◆ **REQUIREMENT**: Could the records below please be retyped exactly, with their pictures left out?

◆ **RECORDS TO PROCESS**:
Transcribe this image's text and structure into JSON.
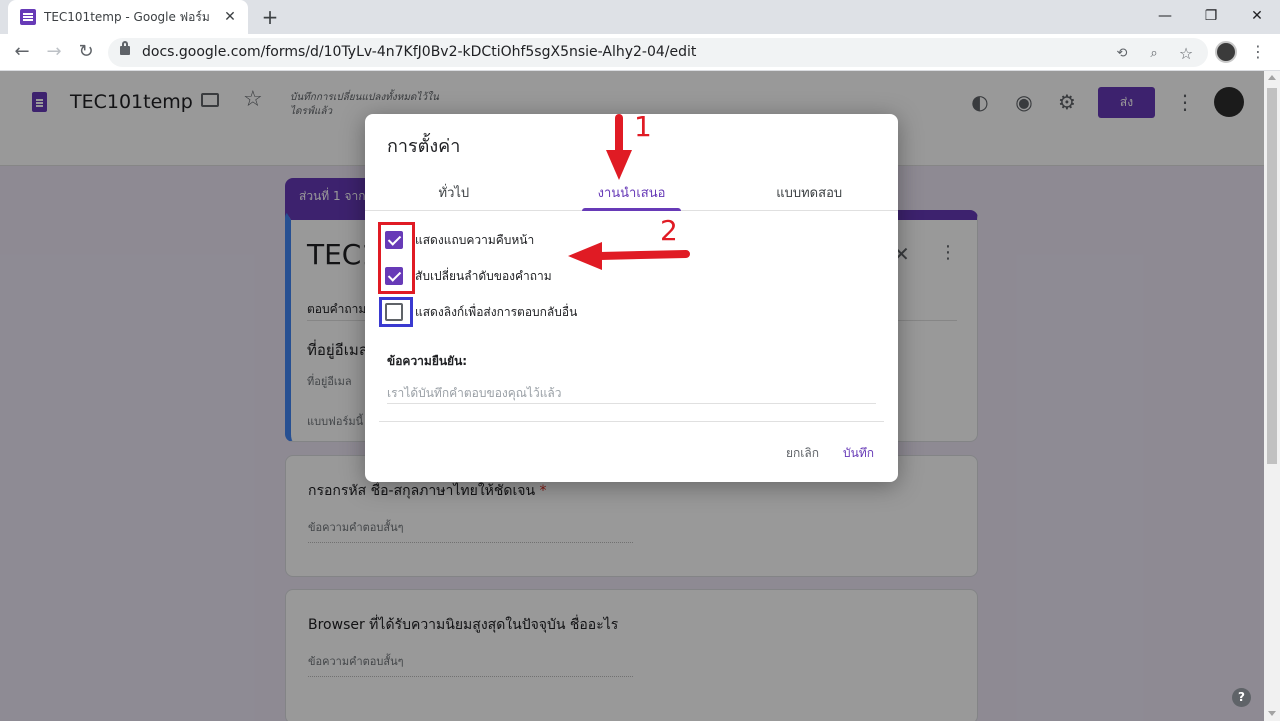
{
  "browser": {
    "tab_title": "TEC101temp - Google ฟอร์ม",
    "tab_close": "✕",
    "new_tab": "+",
    "window_controls": {
      "minimize": "—",
      "restore": "❐",
      "close": "✕"
    },
    "nav": {
      "back": "←",
      "forward": "→",
      "reload": "↻"
    },
    "url": "docs.google.com/forms/d/10TyLv-4n7KfJ0Bv2-kDCtiOhf5sgX5nsie-Alhy2-04/edit",
    "omnibox_icons": [
      "translate-icon",
      "zoom-icon",
      "bookmark-star-icon"
    ],
    "menu": "⋮"
  },
  "form_header": {
    "title": "TEC101temp",
    "saved_note": "บันทึกการเปลี่ยนแปลงทั้งหมดไว้ในไดรฟ์แล้ว",
    "send_label": "ส่ง",
    "star": "☆",
    "icons": {
      "palette": "🎨",
      "preview": "👁",
      "settings": "⚙",
      "more": "⋮"
    }
  },
  "form_body": {
    "section_tag": "ส่วนที่ 1 จาก",
    "header_title": "TEC1",
    "header_desc": "ตอบคำถาม",
    "email_label": "ที่อยู่อีเมล",
    "email_field": "ที่อยู่อีเมล",
    "form_note": "แบบฟอร์มนี้",
    "close_x": "✕",
    "more_v": "⋮",
    "questions": [
      {
        "title": "กรอกรหัส ชื่อ-สกุลภาษาไทยให้ชัดเจน",
        "required_mark": "*",
        "answer_hint": "ข้อความคำตอบสั้นๆ"
      },
      {
        "title": "Browser ที่ได้รับความนิยมสูงสุดในปัจจุบัน ชื่ออะไร",
        "answer_hint": "ข้อความคำตอบสั้นๆ"
      }
    ],
    "help": "?"
  },
  "dialog": {
    "title": "การตั้งค่า",
    "tabs": [
      {
        "label": "ทั่วไป",
        "active": false
      },
      {
        "label": "งานนำเสนอ",
        "active": true
      },
      {
        "label": "แบบทดสอบ",
        "active": false
      }
    ],
    "options": [
      {
        "label": "แสดงแถบความคืบหน้า",
        "checked": true
      },
      {
        "label": "สับเปลี่ยนลำดับของคำถาม",
        "checked": true
      },
      {
        "label": "แสดงลิงก์เพื่อส่งการตอบกลับอื่น",
        "checked": false
      }
    ],
    "confirm_label": "ข้อความยืนยัน:",
    "confirm_placeholder": "เราได้บันทึกคำตอบของคุณไว้แล้ว",
    "cancel": "ยกเลิก",
    "save": "บันทึก"
  },
  "annotations": {
    "step1": "1",
    "step2": "2",
    "color_red": "#e01b24",
    "color_blue": "#3a3ad0"
  },
  "colors": {
    "brand_purple": "#673ab7",
    "accent_blue": "#4285f4"
  }
}
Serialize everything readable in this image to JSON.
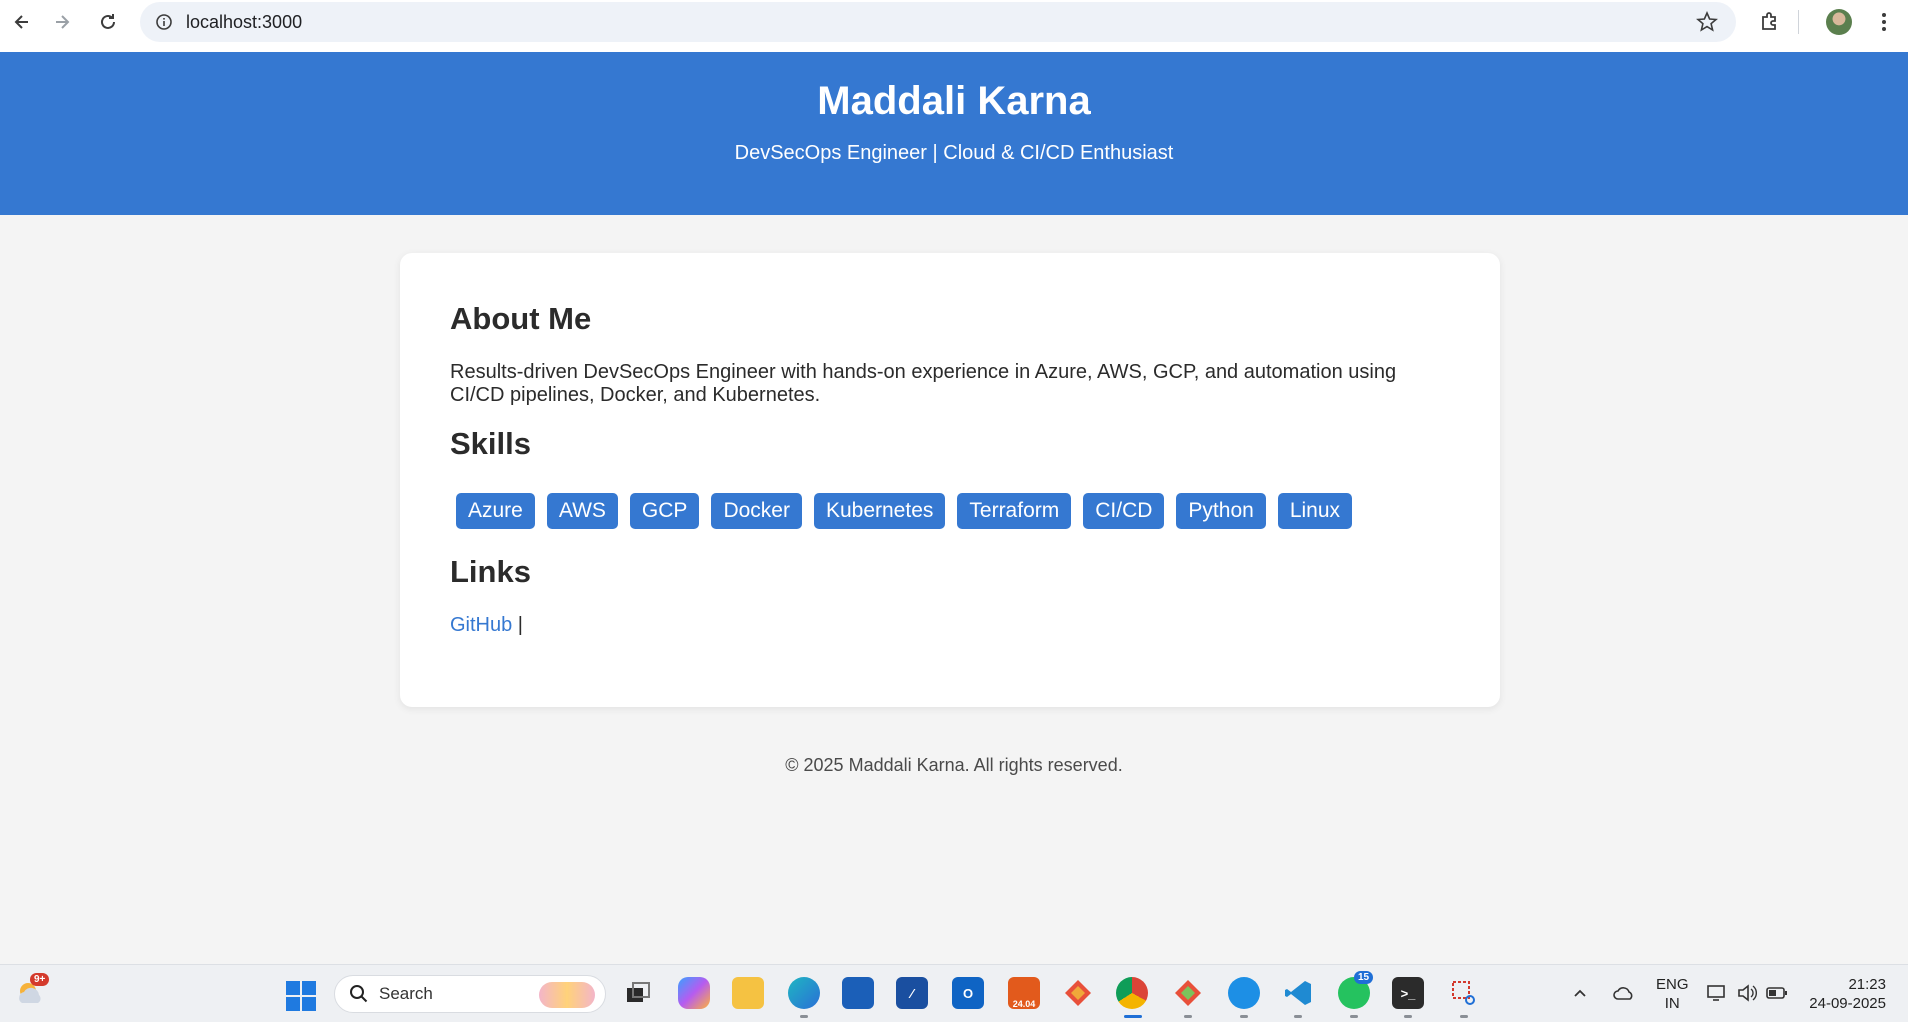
{
  "browser": {
    "url": "localhost:3000"
  },
  "header": {
    "name": "Maddali Karna",
    "tagline": "DevSecOps Engineer | Cloud & CI/CD Enthusiast"
  },
  "about": {
    "heading": "About Me",
    "text": "Results-driven DevSecOps Engineer with hands-on experience in Azure, AWS, GCP, and automation using CI/CD pipelines, Docker, and Kubernetes."
  },
  "skills": {
    "heading": "Skills",
    "items": [
      "Azure",
      "AWS",
      "GCP",
      "Docker",
      "Kubernetes",
      "Terraform",
      "CI/CD",
      "Python",
      "Linux"
    ]
  },
  "links": {
    "heading": "Links",
    "github": "GitHub",
    "separator": " |"
  },
  "footer": {
    "text": "© 2025 Maddali Karna. All rights reserved."
  },
  "taskbar": {
    "weather_badge": "9+",
    "search_label": "Search",
    "whatsapp_badge": "15",
    "ubuntu_label": "24.04",
    "lang_line1": "ENG",
    "lang_line2": "IN",
    "time": "21:23",
    "date": "24-09-2025"
  },
  "colors": {
    "accent": "#3578d1",
    "page_bg": "#f4f4f4"
  }
}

◆ **YOUR RESPONSE**:
Transcribe this image's text and structure into JSON.
{
  "browser": {
    "tab_title": "TEC101temp - Google ฟอร์ม",
    "tab_close": "✕",
    "new_tab": "+",
    "window_controls": {
      "minimize": "—",
      "restore": "❐",
      "close": "✕"
    },
    "nav": {
      "back": "←",
      "forward": "→",
      "reload": "↻"
    },
    "url": "docs.google.com/forms/d/10TyLv-4n7KfJ0Bv2-kDCtiOhf5sgX5nsie-Alhy2-04/edit",
    "omnibox_icons": [
      "translate-icon",
      "zoom-icon",
      "bookmark-star-icon"
    ],
    "menu": "⋮"
  },
  "form_header": {
    "title": "TEC101temp",
    "saved_note": "บันทึกการเปลี่ยนแปลงทั้งหมดไว้ในไดรฟ์แล้ว",
    "send_label": "ส่ง",
    "star": "☆",
    "icons": {
      "palette": "🎨",
      "preview": "👁",
      "settings": "⚙",
      "more": "⋮"
    }
  },
  "form_body": {
    "section_tag": "ส่วนที่ 1 จาก",
    "header_title": "TEC1",
    "header_desc": "ตอบคำถาม",
    "email_label": "ที่อยู่อีเมล",
    "email_field": "ที่อยู่อีเมล",
    "form_note": "แบบฟอร์มนี้",
    "close_x": "✕",
    "more_v": "⋮",
    "questions": [
      {
        "title": "กรอกรหัส ชื่อ-สกุลภาษาไทยให้ชัดเจน",
        "required_mark": "*",
        "answer_hint": "ข้อความคำตอบสั้นๆ"
      },
      {
        "title": "Browser ที่ได้รับความนิยมสูงสุดในปัจจุบัน ชื่ออะไร",
        "answer_hint": "ข้อความคำตอบสั้นๆ"
      }
    ],
    "help": "?"
  },
  "dialog": {
    "title": "การตั้งค่า",
    "tabs": [
      {
        "label": "ทั่วไป",
        "active": false
      },
      {
        "label": "งานนำเสนอ",
        "active": true
      },
      {
        "label": "แบบทดสอบ",
        "active": false
      }
    ],
    "options": [
      {
        "label": "แสดงแถบความคืบหน้า",
        "checked": true
      },
      {
        "label": "สับเปลี่ยนลำดับของคำถาม",
        "checked": true
      },
      {
        "label": "แสดงลิงก์เพื่อส่งการตอบกลับอื่น",
        "checked": false
      }
    ],
    "confirm_label": "ข้อความยืนยัน:",
    "confirm_placeholder": "เราได้บันทึกคำตอบของคุณไว้แล้ว",
    "cancel": "ยกเลิก",
    "save": "บันทึก"
  },
  "annotations": {
    "step1": "1",
    "step2": "2",
    "color_red": "#e01b24",
    "color_blue": "#3a3ad0"
  },
  "colors": {
    "brand_purple": "#673ab7",
    "accent_blue": "#4285f4"
  }
}
Serialize everything readable in this image to JSON.
{
  "browser": {
    "url": "localhost:3000"
  },
  "header": {
    "name": "Maddali Karna",
    "tagline": "DevSecOps Engineer | Cloud & CI/CD Enthusiast"
  },
  "about": {
    "heading": "About Me",
    "text": "Results-driven DevSecOps Engineer with hands-on experience in Azure, AWS, GCP, and automation using CI/CD pipelines, Docker, and Kubernetes."
  },
  "skills": {
    "heading": "Skills",
    "items": [
      "Azure",
      "AWS",
      "GCP",
      "Docker",
      "Kubernetes",
      "Terraform",
      "CI/CD",
      "Python",
      "Linux"
    ]
  },
  "links": {
    "heading": "Links",
    "github": "GitHub",
    "separator": " |"
  },
  "footer": {
    "text": "© 2025 Maddali Karna. All rights reserved."
  },
  "taskbar": {
    "weather_badge": "9+",
    "search_label": "Search",
    "whatsapp_badge": "15",
    "ubuntu_label": "24.04",
    "lang_line1": "ENG",
    "lang_line2": "IN",
    "time": "21:23",
    "date": "24-09-2025"
  },
  "colors": {
    "accent": "#3578d1",
    "page_bg": "#f4f4f4"
  }
}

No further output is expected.